  53. Stevens D, Elpern E, Sharma K, Szidon P, Ankin M, Kesten S. Comparison of hallway and treadmill six-minute walk tests. Am J Respir Crit Care Med. 1999;160(5 Pt 1):1540–3.

    CAS  PubMed  Google Scholar 

  54. Altman DG. Practical statistics for medical research. CRC press; 1990.

  55. Studenski S, Perera S, Patel K, Rosano C, Faulkner K, Inzitari M, et al. Gait speed and survival in older adults. JAMA. 2011;305(1):50–8.

    CAS  PubMed  PubMed Central  Google Scholar 

  56. Monticone M, Ambrosini E, Fiorentini R, Rocca B, Liquori V, Pedrocchi A, et al. Reliability of spatial-temporal gait parameters during dual-task interference in people with multiple sclerosis. A cross-sectional study. Gait Posture. 2014;40(4):715–8.

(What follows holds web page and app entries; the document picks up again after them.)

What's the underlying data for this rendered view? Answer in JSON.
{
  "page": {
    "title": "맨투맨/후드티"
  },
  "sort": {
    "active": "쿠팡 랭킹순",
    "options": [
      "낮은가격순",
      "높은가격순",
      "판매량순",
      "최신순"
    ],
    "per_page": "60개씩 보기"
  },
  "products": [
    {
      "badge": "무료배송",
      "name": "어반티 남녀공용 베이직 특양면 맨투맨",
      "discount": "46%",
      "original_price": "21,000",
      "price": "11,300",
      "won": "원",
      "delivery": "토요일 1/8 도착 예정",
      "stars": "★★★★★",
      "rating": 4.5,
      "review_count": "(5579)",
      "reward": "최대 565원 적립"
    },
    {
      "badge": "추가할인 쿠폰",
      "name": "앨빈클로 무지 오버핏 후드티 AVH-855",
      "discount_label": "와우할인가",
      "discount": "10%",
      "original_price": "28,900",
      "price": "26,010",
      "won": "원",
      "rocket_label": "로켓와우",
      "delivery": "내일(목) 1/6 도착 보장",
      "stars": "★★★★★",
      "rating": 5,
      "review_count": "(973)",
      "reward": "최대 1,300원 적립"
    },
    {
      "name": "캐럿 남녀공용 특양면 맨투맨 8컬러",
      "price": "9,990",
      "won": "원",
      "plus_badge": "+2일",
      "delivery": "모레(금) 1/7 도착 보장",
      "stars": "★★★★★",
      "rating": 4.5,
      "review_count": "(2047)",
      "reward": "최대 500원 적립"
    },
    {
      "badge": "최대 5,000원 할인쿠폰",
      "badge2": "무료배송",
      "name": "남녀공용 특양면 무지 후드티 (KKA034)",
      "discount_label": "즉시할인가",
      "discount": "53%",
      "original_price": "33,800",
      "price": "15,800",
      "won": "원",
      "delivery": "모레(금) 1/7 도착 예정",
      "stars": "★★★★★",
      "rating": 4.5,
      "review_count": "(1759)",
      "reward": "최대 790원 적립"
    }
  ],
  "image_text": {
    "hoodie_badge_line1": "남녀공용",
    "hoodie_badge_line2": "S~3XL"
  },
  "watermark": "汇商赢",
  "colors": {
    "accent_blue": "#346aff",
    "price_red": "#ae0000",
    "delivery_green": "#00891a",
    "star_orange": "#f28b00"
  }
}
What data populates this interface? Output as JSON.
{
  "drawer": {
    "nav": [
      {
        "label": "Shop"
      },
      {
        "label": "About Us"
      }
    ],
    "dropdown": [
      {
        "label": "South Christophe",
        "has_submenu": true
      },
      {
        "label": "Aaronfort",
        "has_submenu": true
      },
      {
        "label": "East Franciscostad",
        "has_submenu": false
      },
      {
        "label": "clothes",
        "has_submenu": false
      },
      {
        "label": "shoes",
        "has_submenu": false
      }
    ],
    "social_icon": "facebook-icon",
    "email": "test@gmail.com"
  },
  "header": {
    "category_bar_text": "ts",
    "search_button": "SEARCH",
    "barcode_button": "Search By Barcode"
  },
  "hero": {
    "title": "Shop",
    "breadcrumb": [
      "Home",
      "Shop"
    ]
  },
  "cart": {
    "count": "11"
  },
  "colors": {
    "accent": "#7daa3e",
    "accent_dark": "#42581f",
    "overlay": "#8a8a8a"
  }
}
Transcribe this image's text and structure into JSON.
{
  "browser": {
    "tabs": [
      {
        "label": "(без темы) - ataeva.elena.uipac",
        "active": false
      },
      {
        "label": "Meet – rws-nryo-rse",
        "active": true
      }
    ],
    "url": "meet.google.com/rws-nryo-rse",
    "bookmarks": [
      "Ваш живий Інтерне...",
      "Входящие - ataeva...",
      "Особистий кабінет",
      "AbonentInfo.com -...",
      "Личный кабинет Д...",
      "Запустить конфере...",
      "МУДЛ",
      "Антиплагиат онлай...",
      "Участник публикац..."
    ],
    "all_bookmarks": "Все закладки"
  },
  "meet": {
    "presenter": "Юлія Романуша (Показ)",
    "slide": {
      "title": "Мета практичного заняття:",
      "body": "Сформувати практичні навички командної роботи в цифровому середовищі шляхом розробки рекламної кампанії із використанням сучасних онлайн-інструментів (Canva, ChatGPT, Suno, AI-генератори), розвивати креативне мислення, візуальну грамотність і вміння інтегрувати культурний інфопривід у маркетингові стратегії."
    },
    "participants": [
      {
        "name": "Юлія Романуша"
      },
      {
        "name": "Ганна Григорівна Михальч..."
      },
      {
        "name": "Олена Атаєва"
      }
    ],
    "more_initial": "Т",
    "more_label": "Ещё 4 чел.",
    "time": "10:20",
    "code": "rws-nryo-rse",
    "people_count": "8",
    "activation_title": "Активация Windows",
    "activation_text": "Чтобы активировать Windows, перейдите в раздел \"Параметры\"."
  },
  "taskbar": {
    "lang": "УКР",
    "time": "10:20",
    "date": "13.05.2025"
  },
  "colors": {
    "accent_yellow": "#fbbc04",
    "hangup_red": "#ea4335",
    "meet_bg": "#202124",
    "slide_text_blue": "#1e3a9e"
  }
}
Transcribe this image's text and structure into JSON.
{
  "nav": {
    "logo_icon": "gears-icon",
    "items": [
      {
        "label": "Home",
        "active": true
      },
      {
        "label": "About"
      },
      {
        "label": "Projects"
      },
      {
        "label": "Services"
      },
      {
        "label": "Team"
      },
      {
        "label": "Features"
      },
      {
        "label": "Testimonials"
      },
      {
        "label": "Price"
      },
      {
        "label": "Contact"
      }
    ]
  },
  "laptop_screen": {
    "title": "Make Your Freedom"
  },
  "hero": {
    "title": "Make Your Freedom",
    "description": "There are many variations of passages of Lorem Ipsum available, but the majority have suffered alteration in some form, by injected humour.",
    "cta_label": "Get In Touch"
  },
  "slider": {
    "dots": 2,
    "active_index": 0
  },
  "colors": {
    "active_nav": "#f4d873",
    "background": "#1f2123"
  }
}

    PubMed  Google Scholar 

  57. Wrisley DM, Kumar NA. Functional gait assessment: concurrent, discriminative, and predictive validity in community-dwelling older adults. Phys Ther. 2010;90(5):761–73.

    PubMed  Google Scholar 

Download references


The authors would like to thank Stefan C.A. Hegemann, MD and Cornelia Meier-Blanc for their support with recruitment, the disposition team of Giovanni Bertolini, PhD for scheduling selected patients. Leanne Pobjoy is cordially thanked for her assistance in preparing the manuscript.

Author information

Authors and Affiliations


Corresponding author

Correspondence to Eling D. de Bruin.

Additional information

Competing interests

The authors declare that they have no competing interests. All authors had full access to all data of the study and take responsibility for the integrity of the data and the accuracy of the data analyses.

Authors’ contributions

AS designed the study and drafted the first version of the manuscript. All authors (AS, JS, DS, EDdB, RHK) contributed to the design and preparation of the study protocol, assessed the methodological quality of the study and critically revised the manuscript for important intellectual content. AS and JS performed the statistical analyses. DS initiated the study and reviewed and revised the manuscript critically for its content. RHK supervised, reviewed and revised the study and the manuscript. All authors read and approved the final manuscript.

Rights and permissions

Open Access This article is distributed under the terms of the Creative Commons Attribution 4.0 International License (, which permits unrestricted use, distribution, and reproduction in any medium, provided you give appropriate credit to the original author(s) and the source, provide a link to the Creative Commons license, and indicate if changes were made. The Creative Commons Public Domain Dedication waiver ( applies to the data made available in this article, unless otherwise stated.

Reprints and permissions

About this article

Check for updates. Verify currency and authenticity via CrossMark

Cite this article

Schmidheiny, A., Swanenburg, J., Straumann, D. et al. Discriminant validity and test re-test reproducibility of a gait assessment in patients with vestibular dysfunction. BMC Ear Nose Throat Disord 15, 6 (2015).

Download citation

  • Received:

  • Accepted:

  • Published:

  • DOI: